Mr. SULLIVAN. Mr. Speaker, as millions of Chinese around the globe celebrate the Republic of China's National Day this October 10, we need to acknowledge the fact that it hasn't been easy for Taiwan to be a beacon of democracy and an island of prosperity in a world of tyrants and economic uncertainty. Taiwan's many achievements are attributable to the tireless efforts of their people and leaders throughout the decades.
I am proud to see that the United States has always been on the side of the Republic of China. During WW II, the United States and China were partners in war and we supported Taiwan against potential adversaries for decades until we enacted the Taiwan Relations Act in 1979. In recent decades, we witnessed Taiwan's evolution from authoritarian rule to full democracy. At the same time Taiwan has been a good political, economic and cultural ally of the United States. In recent years, Taiwan has been very strong in cooperating with us against global terrorism.
I am glad that we have re-established high level trust with President Ma Ying-jeou's administration. Taiwan has resumed important arms purchases from us and that Taiwan has lifted the ban on U.S. beef imports and is looking to restart talks on the Trade and Investment Framework Agreement with us. I am sure that the United States and Taiwan will be helping each other in many areas in the years to come.
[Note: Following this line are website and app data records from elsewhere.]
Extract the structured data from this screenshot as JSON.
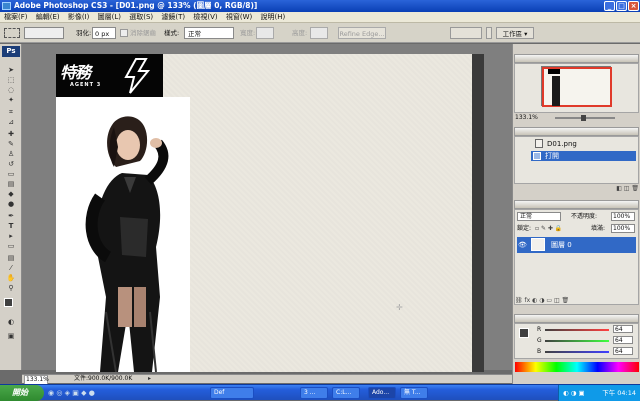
{
  "window": {
    "title": "Adobe Photoshop CS3 - [D01.png @ 133% (圖層 0, RGB/8)]"
  },
  "menu": [
    "檔案(F)",
    "編輯(E)",
    "影像(I)",
    "圖層(L)",
    "選取(S)",
    "濾鏡(T)",
    "檢視(V)",
    "視窗(W)",
    "說明(H)"
  ],
  "options": {
    "feather_label": "羽化:",
    "feather_value": "0 px",
    "antialias_label": "消除鋸齒",
    "style_label": "樣式:",
    "style_value": "正常",
    "width_label": "寬度:",
    "height_label": "高度:",
    "refine_edge": "Refine Edge...",
    "workspace": "工作區 ▾"
  },
  "canvas": {
    "logo_main": "特務",
    "logo_sub": "AGENT 3"
  },
  "status": {
    "zoom": "133.1%",
    "doc_info": "文件:900.0K/900.0K"
  },
  "navigator": {
    "zoom": "133.1%"
  },
  "history": {
    "item1": "D01.png",
    "item2": "打開"
  },
  "layers": {
    "blend_mode": "正常",
    "opacity_label": "不透明度:",
    "opacity_value": "100%",
    "lock_label": "鎖定:",
    "fill_label": "填滿:",
    "fill_value": "100%",
    "layer_name": "圖層 0"
  },
  "color": {
    "r_label": "R",
    "g_label": "G",
    "b_label": "B",
    "r": "64",
    "g": "64",
    "b": "64"
  },
  "taskbar": {
    "start": "開始",
    "items": [
      "Def",
      "3 ...",
      "C:L...",
      "Ado...",
      "無 T..."
    ],
    "clock": "下午 04:14"
  }
}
Congratulations to the people and leaders of the Republic of China (Taiwan) on their National Day.